A FRUSTRATED mum from Hucknall says she is “in limbo” in her attempts to adopt her partner’s son — after being told their aren’t enough social workers available to take on the case.
Teacher Jade Thompson (25), of Meadow Close, has been in a relationship with boyfriend Jayson Stirland (28) for more than three years. They have a seven-month-old daughter together, Charlotte.
But Jade wants to adopt Jayson’s son, seven-year-old James.
The youngster’s mum died when he was a baby and he is excited about having a “proper mum” and becoming a complete family.
Jade and Jayson have filled in all the necessary paperwork. But their adoption application needs to be checked and reviewed by a social worker employed by Notts County Council.
Now they have been informed by letter that there isn’t the “staffing capacity” to do the job.
Officials say they must give priority to children who are in desperate need of new homes after suffering abuse and abandonment.
No time frame has been placed on potential delays to Jade’s adoption bid.
“We are absolutely devastated by such a response,” said Jade. “Of course, we appreciate that there are many at-risk and needy children in need of adoption and to be looked after.

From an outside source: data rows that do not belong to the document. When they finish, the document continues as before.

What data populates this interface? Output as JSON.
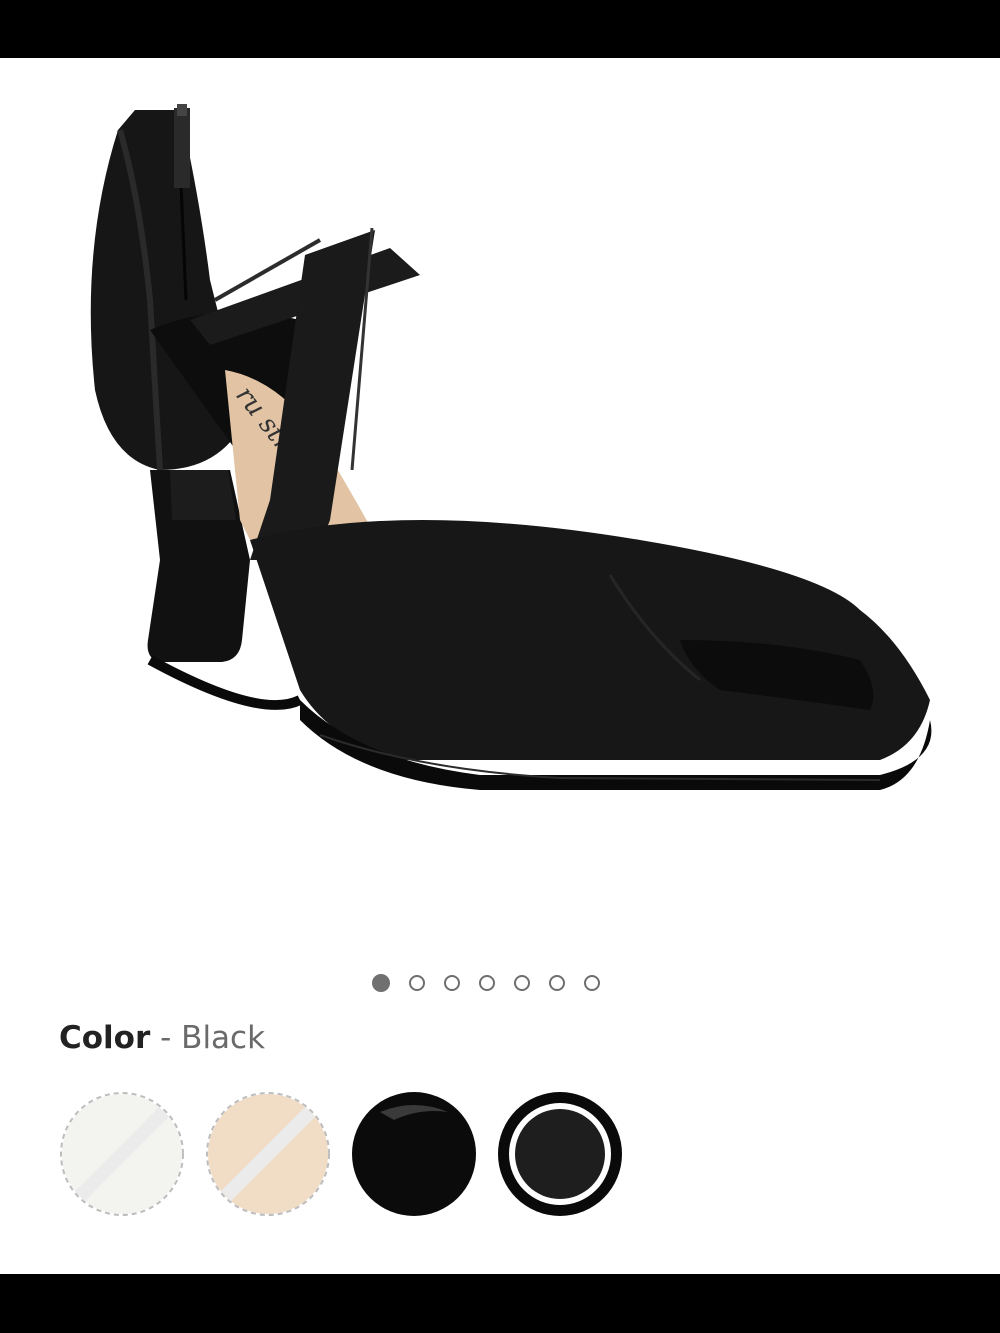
{
  "product": {
    "image_alt": "black peep-toe T-strap heeled sandal",
    "sole_print": "ru street"
  },
  "carousel": {
    "count": 7,
    "active_index": 0
  },
  "color_selector": {
    "label": "Color",
    "separator": "-",
    "selected_value": "Black",
    "swatches": [
      {
        "name": "White",
        "color": "#f3f3f0",
        "available": false,
        "selected": false
      },
      {
        "name": "Nude",
        "color": "#f1dcc6",
        "available": false,
        "selected": false
      },
      {
        "name": "Black Leather",
        "color": "#0b0b0b",
        "available": true,
        "selected": false
      },
      {
        "name": "Black",
        "color": "#1e1e1e",
        "available": true,
        "selected": true
      }
    ]
  },
  "colors": {
    "status_bar": "#000000",
    "dot_active": "#707070",
    "dot_border": "#6e6e6e",
    "label_text": "#222222",
    "value_text": "#6a6a6a"
  }
}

But it seems we are being told that our case is not important.
“We do already see ourselves as a ‘proper family’. However, we feel that our family would be made more complete if I adopted James.
“I would also have parental rights to him and if, for example, he needed medical attention and his dad was not present, I would be able to OK it.”
Jade is also confused that their application would be processed by the same social workers who would deal with more extreme cases where children have been abandoned.
Notts County Council confirmed that the reason behind its decision over Jade and Jayson’s case is down to staff and workload pressures.
The council’s adoption manager, Shelagh Mitchell, said: “With private adoption applications such as this one, the council’s role is to prepare a report for court on an applicant’s suitability to adopt.
“Currently, we need to find permanent homes for about 45 more children each year who are currently being looked after by foster carers and for whom we don’t even have approved adopters for.
“Our priorities have to lie with those children, some of whom have suffered significant harm or who are temporarily or permanently unable to live with their birth families because no family member is able to care for them.
“Where a child already lives with its family and has no other involvement with social care, it’s unfortunate for them that we are unable to prioritise their case and that they might be subject to a longer waiting period than they would ideally have hoped for.”